What the task asks: The response should contain every entry, reproduced exactly.

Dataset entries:
• • •

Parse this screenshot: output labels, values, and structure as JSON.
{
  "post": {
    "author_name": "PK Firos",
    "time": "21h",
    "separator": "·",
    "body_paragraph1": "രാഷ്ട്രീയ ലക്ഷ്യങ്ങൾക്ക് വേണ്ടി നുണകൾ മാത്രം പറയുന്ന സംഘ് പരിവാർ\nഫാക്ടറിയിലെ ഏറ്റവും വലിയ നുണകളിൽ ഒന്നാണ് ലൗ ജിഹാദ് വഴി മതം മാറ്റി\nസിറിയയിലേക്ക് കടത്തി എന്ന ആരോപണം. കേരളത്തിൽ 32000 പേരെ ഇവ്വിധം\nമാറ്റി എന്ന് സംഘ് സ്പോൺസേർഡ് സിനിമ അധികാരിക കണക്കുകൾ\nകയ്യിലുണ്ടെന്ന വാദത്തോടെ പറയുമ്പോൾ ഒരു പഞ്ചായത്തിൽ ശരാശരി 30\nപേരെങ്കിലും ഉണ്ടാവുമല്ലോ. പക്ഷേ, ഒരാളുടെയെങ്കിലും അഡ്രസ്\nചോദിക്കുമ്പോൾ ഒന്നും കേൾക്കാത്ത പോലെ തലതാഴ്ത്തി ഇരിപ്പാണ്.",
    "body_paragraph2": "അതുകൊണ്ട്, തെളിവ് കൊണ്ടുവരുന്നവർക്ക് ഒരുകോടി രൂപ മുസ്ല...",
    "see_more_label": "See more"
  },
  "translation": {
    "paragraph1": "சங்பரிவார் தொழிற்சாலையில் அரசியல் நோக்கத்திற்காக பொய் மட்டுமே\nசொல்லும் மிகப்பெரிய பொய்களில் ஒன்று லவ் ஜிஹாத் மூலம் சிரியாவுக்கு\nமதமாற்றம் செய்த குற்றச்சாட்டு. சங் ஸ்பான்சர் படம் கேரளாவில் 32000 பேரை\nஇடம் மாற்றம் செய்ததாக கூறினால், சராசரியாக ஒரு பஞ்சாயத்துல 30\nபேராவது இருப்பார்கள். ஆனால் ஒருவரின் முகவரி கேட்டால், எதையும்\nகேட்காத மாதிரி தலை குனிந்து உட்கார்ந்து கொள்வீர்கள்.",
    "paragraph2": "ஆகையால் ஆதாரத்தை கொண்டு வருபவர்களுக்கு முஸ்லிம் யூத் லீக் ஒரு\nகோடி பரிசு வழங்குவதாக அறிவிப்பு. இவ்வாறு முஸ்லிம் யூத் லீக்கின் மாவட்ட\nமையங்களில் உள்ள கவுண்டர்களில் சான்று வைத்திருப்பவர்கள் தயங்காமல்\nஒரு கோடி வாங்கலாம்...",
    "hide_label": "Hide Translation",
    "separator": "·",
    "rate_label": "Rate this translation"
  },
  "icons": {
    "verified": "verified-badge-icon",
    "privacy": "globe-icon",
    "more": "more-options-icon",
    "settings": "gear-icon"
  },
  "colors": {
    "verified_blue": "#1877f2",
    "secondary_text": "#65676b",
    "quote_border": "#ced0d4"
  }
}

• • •

Your solution:
Parse this screenshot: output labels, values, and structure as JSON.
{
  "post": {
    "author_name": "PK Firos",
    "time": "21h",
    "separator": "·",
    "body_paragraph1": "രാഷ്ട്രീയ ലക്ഷ്യങ്ങൾക്ക് വേണ്ടി നുണകൾ മാത്രം പറയുന്ന സംഘ് പരിവാർ\nഫാക്ടറിയിലെ ഏറ്റവും വലിയ നുണകളിൽ ഒന്നാണ് ലൗ ജിഹാദ് വഴി മതം മാറ്റി\nസിറിയയിലേക്ക് കടത്തി എന്ന ആരോപണം. കേരളത്തിൽ 32000 പേരെ ഇവ്വിധം\nമാറ്റി എന്ന് സംഘ് സ്പോൺസേർഡ് സിനിമ അധികാരിക കണക്കുകൾ\nകയ്യിലുണ്ടെന്ന വാദത്തോടെ പറയുമ്പോൾ ഒരു പഞ്ചായത്തിൽ ശരാശരി 30\nപേരെങ്കിലും ഉണ്ടാവുമല്ലോ. പക്ഷേ, ഒരാളുടെയെങ്കിലും അഡ്രസ്\nചോദിക്കുമ്പോൾ ഒന്നും കേൾക്കാത്ത പോലെ തലതാഴ്ത്തി ഇരിപ്പാണ്.",
    "body_paragraph2": "അതുകൊണ്ട്, തെളിവ് കൊണ്ടുവരുന്നവർക്ക് ഒരുകോടി രൂപ മുസ്ല...",
    "see_more_label": "See more"
  },
  "translation": {
    "paragraph1": "சங்பரிவார் தொழிற்சாலையில் அரசியல் நோக்கத்திற்காக பொய் மட்டுமே\nசொல்லும் மிகப்பெரிய பொய்களில் ஒன்று லவ் ஜிஹாத் மூலம் சிரியாவுக்கு\nமதமாற்றம் செய்த குற்றச்சாட்டு. சங் ஸ்பான்சர் படம் கேரளாவில் 32000 பேரை\nஇடம் மாற்றம் செய்ததாக கூறினால், சராசரியாக ஒரு பஞ்சாயத்துல 30\nபேராவது இருப்பார்கள். ஆனால் ஒருவரின் முகவரி கேட்டால், எதையும்\nகேட்காத மாதிரி தலை குனிந்து உட்கார்ந்து கொள்வீர்கள்.",
    "paragraph2": "ஆகையால் ஆதாரத்தை கொண்டு வருபவர்களுக்கு முஸ்லிம் யூத் லீக் ஒரு\nகோடி பரிசு வழங்குவதாக அறிவிப்பு. இவ்வாறு முஸ்லிம் யூத் லீக்கின் மாவட்ட\nமையங்களில் உள்ள கவுண்டர்களில் சான்று வைத்திருப்பவர்கள் தயங்காமல்\nஒரு கோடி வாங்கலாம்...",
    "hide_label": "Hide Translation",
    "separator": "·",
    "rate_label": "Rate this translation"
  },
  "icons": {
    "verified": "verified-badge-icon",
    "privacy": "globe-icon",
    "more": "more-options-icon",
    "settings": "gear-icon"
  },
  "colors": {
    "verified_blue": "#1877f2",
    "secondary_text": "#65676b",
    "quote_border": "#ced0d4"
  }
}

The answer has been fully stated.